Elsewhere: Clinton, Spitzer, DeSio

rsz alvann Elsewhere: Clinton, Spitzer, DeSioThe Times Sunday Magazine cover story about Hillary Clinton’s position on the Iraq War is now online.

Hillary’s Hollywood fund-raiser with Stephen Spielberg is tonight.

Rudy Giuliani and John Edwards are in San Francisco today, but not together.

Joe Biden will have the Fox debate to himself.

Fred Thompson says he’s running for president, and that he’s going to be using the Internet a lot.

Seventy-seven Democratic Assembly members support gay marriage, enough to pass it in that house — if the Speaker allows a vote on it.

Eliot Spitzer signed a bill to change this year’s primaries from September 11 to September 18th. More campaigning!

Spitzer, I think, is the inspiration behind Steamroller.com

Bodega owners support congestion pricing.

Matt Lauer is going to Cuba.

John DeSio attempts to explain Scientology’s detoxification program.

Dan Gerstein’s broken wrist is slowing his blog activities.

People for the American Way is bringing in Dan Rather to host a forum in mid-June called "Questioning the Constitution."

And pictured above is Al Vann during a heated Council debate over renaming a street for Sonny Carson.

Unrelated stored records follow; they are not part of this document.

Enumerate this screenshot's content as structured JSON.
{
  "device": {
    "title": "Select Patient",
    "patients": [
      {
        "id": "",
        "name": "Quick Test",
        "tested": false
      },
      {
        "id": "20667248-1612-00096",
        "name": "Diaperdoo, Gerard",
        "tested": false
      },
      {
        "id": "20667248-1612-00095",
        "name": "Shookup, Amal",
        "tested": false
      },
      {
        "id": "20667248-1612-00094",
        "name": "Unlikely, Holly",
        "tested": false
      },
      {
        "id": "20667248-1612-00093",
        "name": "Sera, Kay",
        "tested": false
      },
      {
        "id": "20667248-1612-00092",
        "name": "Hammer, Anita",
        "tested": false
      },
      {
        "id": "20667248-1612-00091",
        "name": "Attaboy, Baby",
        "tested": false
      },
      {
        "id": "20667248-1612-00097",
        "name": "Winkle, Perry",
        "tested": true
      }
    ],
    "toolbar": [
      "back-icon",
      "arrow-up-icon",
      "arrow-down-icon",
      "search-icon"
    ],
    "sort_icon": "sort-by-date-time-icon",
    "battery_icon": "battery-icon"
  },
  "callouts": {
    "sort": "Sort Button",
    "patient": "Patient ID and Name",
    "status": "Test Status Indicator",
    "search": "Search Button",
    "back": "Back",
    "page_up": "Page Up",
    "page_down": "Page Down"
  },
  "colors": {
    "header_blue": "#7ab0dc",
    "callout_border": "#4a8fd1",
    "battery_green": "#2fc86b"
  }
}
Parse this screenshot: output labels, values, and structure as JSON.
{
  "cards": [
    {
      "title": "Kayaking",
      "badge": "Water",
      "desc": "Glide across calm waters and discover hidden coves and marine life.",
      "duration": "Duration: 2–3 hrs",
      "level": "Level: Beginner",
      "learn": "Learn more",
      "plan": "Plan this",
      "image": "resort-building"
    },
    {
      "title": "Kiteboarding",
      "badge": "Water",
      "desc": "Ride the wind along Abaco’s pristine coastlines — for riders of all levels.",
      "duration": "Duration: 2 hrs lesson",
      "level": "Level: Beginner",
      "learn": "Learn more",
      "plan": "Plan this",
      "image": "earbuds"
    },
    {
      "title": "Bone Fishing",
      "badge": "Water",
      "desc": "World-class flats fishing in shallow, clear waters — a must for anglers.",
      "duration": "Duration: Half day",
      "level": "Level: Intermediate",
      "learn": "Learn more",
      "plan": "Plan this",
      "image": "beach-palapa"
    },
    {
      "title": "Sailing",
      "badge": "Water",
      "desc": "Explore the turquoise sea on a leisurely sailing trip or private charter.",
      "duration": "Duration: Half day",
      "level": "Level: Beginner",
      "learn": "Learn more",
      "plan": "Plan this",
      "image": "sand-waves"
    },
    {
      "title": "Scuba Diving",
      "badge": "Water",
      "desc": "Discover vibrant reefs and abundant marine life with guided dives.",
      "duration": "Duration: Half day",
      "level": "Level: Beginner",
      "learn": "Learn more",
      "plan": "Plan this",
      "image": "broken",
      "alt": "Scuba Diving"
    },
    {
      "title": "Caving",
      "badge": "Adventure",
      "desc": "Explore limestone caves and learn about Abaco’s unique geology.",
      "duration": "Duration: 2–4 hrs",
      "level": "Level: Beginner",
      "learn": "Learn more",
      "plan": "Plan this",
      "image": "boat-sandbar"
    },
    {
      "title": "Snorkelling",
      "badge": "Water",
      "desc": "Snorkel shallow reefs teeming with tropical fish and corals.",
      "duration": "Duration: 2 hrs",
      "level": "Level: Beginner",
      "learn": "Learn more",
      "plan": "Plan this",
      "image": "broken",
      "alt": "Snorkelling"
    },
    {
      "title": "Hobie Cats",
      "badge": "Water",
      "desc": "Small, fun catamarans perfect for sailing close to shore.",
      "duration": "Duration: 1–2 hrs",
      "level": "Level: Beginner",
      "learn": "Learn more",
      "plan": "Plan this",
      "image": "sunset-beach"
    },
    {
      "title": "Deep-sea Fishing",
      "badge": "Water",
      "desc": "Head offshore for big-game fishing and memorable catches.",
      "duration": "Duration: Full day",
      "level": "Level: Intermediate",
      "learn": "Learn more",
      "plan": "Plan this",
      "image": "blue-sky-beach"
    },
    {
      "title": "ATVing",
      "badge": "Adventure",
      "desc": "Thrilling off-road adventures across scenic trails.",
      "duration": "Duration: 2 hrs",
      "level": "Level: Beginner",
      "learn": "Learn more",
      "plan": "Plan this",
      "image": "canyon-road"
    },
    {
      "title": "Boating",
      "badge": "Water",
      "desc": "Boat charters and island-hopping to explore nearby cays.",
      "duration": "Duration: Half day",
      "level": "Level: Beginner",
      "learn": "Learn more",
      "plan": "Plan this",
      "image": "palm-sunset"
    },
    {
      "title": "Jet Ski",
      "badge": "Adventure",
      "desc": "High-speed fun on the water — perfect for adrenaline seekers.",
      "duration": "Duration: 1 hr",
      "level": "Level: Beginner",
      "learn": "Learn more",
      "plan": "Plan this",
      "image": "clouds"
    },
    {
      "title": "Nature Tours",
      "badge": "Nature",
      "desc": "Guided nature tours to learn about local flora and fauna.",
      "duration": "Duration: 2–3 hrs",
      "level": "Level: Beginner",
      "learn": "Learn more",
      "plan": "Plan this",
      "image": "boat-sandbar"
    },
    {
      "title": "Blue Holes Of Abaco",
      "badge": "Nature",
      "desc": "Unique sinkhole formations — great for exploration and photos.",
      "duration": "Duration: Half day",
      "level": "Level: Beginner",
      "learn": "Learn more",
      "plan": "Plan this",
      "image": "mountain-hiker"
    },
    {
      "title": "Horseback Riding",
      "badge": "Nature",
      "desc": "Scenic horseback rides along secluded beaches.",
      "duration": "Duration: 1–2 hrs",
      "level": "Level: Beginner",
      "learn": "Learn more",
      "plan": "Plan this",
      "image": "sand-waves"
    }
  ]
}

Article continues below
More from Politics
STAR OF DAVID OR 'PLAIN STAR'?   If you thought "CP Time" was impolitic, on July 2 Donald Trump posted a picture on Twitter of a Star of David on top of a pile of cash next to Hillary Clinton's face. You'd think after the aforementioned crime stats incident (or after engaging a user called "@WhiteGenocideTM," or blasting out a quote from Benito Mussolini, or...) Trump would have learned to wait a full 15 seconds before hitting the "Tweet" button. But not only was the gaffe itself bad, the attempts at damage control made the BP oil spill response look a virtuoso performance.  About two hours after the image went up on Trump's account, somebody took it down and replaced it with a similar picture that swapped the hexagram with a circle (bearing the same legend "Most Corrupt Candidate Ever!"!). Believe it or not, it actually got worse from there. As reports arose that the first image had originated on a white supremacist message board, Trump insisted that the shape was a "sheriff's star," or "plain star," not a Star of David. And he continued to sulk about the coverage online and in public for days afterward, even when the media was clearly ready to move on. This refusal to just let some bad press go would haunt him later on.
Donald Trump More Or Less Says He’ll Keep On Tweeting as President